A Fairway salesperson always begins the sales process by conducting a short interview. Budget, of course, is a major factor. “We try to make the process easier by determining the end result before we start,” Tollers says. “We help to steer the customer into the right direction when it comes to buying a vehicle. Some dealerships find a car and try to pound a customer into the vehicle. We don’t do it that way. We find a round peg to fit in a round hole, even before we start. To us, it’s not about selling the cheapest car; it’s about selling the best car.”
The key is to keep customers happy and therefore loyal. At least 60 percent of Fairway Ford’s sales come from repeat business. One customer has purchased six vehicles from the dealership and has often referred family members and friends.
“We treat people the way they want to be treated,” Tollers says. “We don’t pressure anyone into buying a car. Our job is to give you enough information to make an educated decision. If we don’t have the right vehicle, we’ll try to find one that’s right.”
Fairway Ford’s new attitude includes strong community spirit. The staff supports a variety of local organizations, including schools, chambers of commerce and other nonprofit organizations. The dealership provides free oil changes for police officers, school teachers and firefighters. “They’re the most underappreciated professions,” says Tollers, who even delivered supplies to area flood victims two years ago. “It’s a major responsibility for all businesses to support their local communities. We believe in taking care of our customers.”
The dealership has access to more than 2,000 new and pre-used vehicles including Chevrolet, GMC, Mazda, Volkswagen, Honda and Toyota. “The greatest challenge when I came here was the product mix. We had a lot of trucks, but not many cars,” Tollers says. “Once we got inventory straight, we started to grow.”
The results are impressive. This year, Fairway Ford is selling an average of 86 cars per month, both new and used; six years ago it averaged 46 per month. Although he’s happy about the growth, Tollers isn’t satisfied. “We’re doing OK, but we’re not wildly successful,” he says. “I think we can do even better.”
What really has Tollers’ engine revving is the new product line Ford has been unveiling. There’s the F150, Focus, Fusion, Edge and a redesigned Escape. “The plan, which was put in motion five years ago, is almost complete,” he says. “I think they’re all going to be very successful. I see good times ahead for the auto industry. Customers are smarter with their purchases, they have more money to put down, or they’re paying cash. It’s encouraging.”
Tollers knows that success is about more than just selling cars.
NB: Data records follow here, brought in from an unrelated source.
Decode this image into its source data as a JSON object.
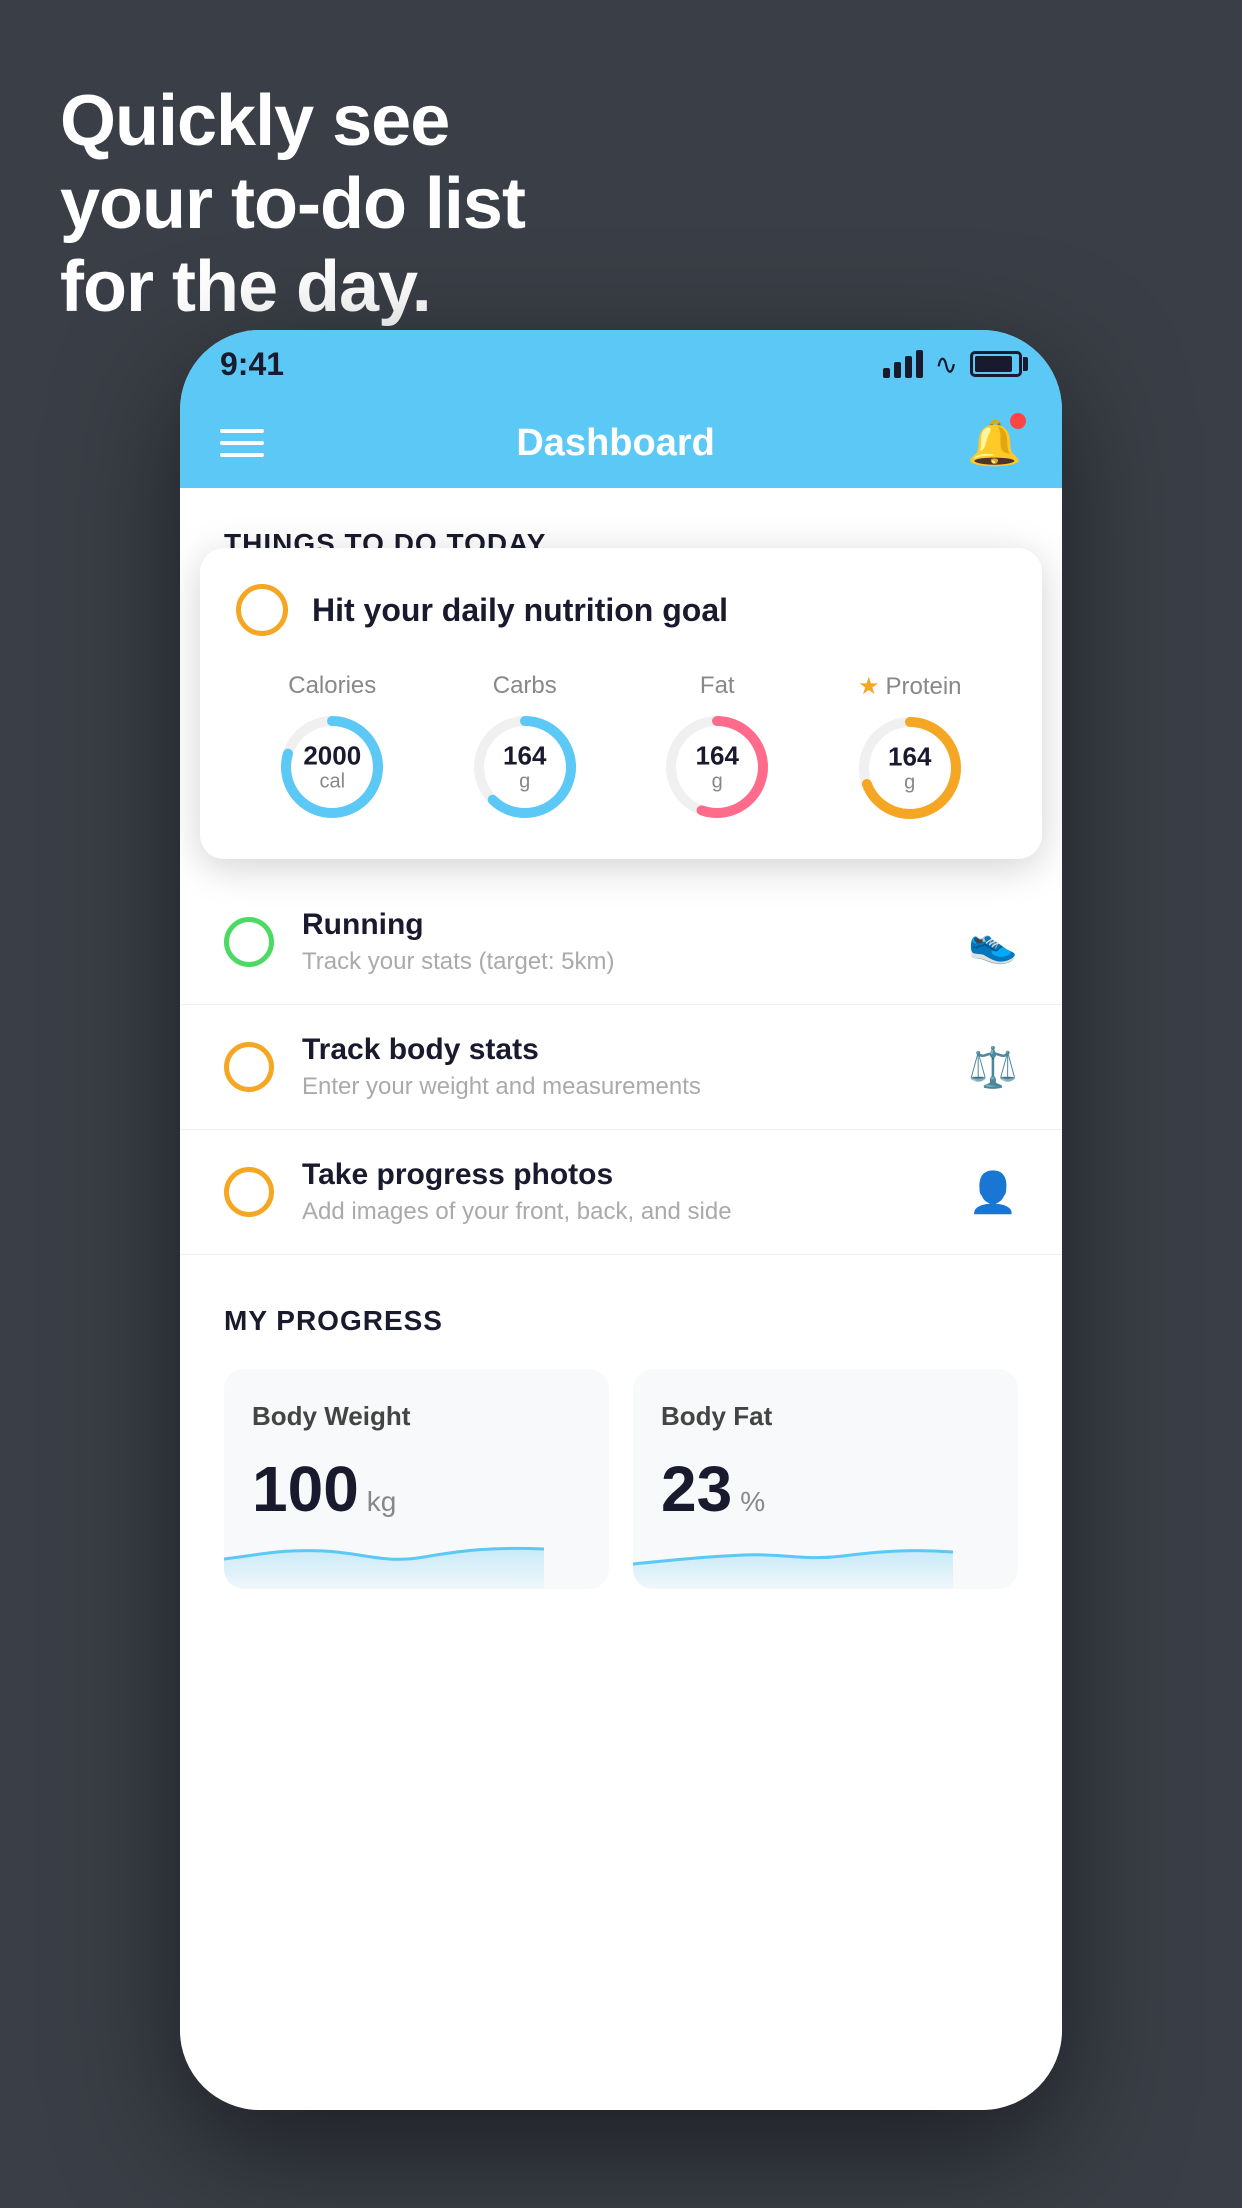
{
  "background": {
    "headline_line1": "Quickly see",
    "headline_line2": "your to-do list",
    "headline_line3": "for the day."
  },
  "status_bar": {
    "time": "9:41"
  },
  "header": {
    "title": "Dashboard"
  },
  "things_section": {
    "label": "THINGS TO DO TODAY"
  },
  "nutrition_card": {
    "title": "Hit your daily nutrition goal",
    "calories_label": "Calories",
    "calories_value": "2000",
    "calories_unit": "cal",
    "carbs_label": "Carbs",
    "carbs_value": "164",
    "carbs_unit": "g",
    "fat_label": "Fat",
    "fat_value": "164",
    "fat_unit": "g",
    "protein_label": "Protein",
    "protein_value": "164",
    "protein_unit": "g"
  },
  "todo_items": [
    {
      "id": "running",
      "title": "Running",
      "subtitle": "Track your stats (target: 5km)",
      "icon": "🏃",
      "circle_color": "green"
    },
    {
      "id": "body-stats",
      "title": "Track body stats",
      "subtitle": "Enter your weight and measurements",
      "icon": "⚖️",
      "circle_color": "yellow"
    },
    {
      "id": "progress-photos",
      "title": "Take progress photos",
      "subtitle": "Add images of your front, back, and side",
      "icon": "👤",
      "circle_color": "yellow"
    }
  ],
  "progress_section": {
    "label": "MY PROGRESS",
    "body_weight_label": "Body Weight",
    "body_weight_value": "100",
    "body_weight_unit": "kg",
    "body_fat_label": "Body Fat",
    "body_fat_value": "23",
    "body_fat_unit": "%"
  },
  "colors": {
    "header_bg": "#5bc8f5",
    "accent_yellow": "#f5a623",
    "accent_green": "#4cd964",
    "accent_pink": "#ff6b8a",
    "background": "#3a3f47"
  }
}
Income from servicing vehicles has doubled during his tenure, up from an average of $50,000 to $100,000 a month, and the service department is consistently packed these days. There’s a reward program for loyal customers in which every fifth oil change is free. One local newspaper ranked Fairway Ford the best service repair shop in a recent reader survey.
“There’s a saying in the auto business, ‘We may buy a car from you, but the next one will be because of service,’” Tollers says. “Service has been a huge part of our success. We’ve doubled our number of bays, we’ve sought out the best mechanics and we’ve armed them with the best tools and training. Our goal is to offer the best service around.”
In both sales and service, Tollers and staff seem to be doing something right. Even with 90 new cars on the lot at one time, demand is not always met. Toller has watched customers wait in the parking lot for new cars to be unloaded off the truck. He’s even seen people argue over a particular car. “I’m sometimes amazed,” he says. “In this job, there’s never a boring day.”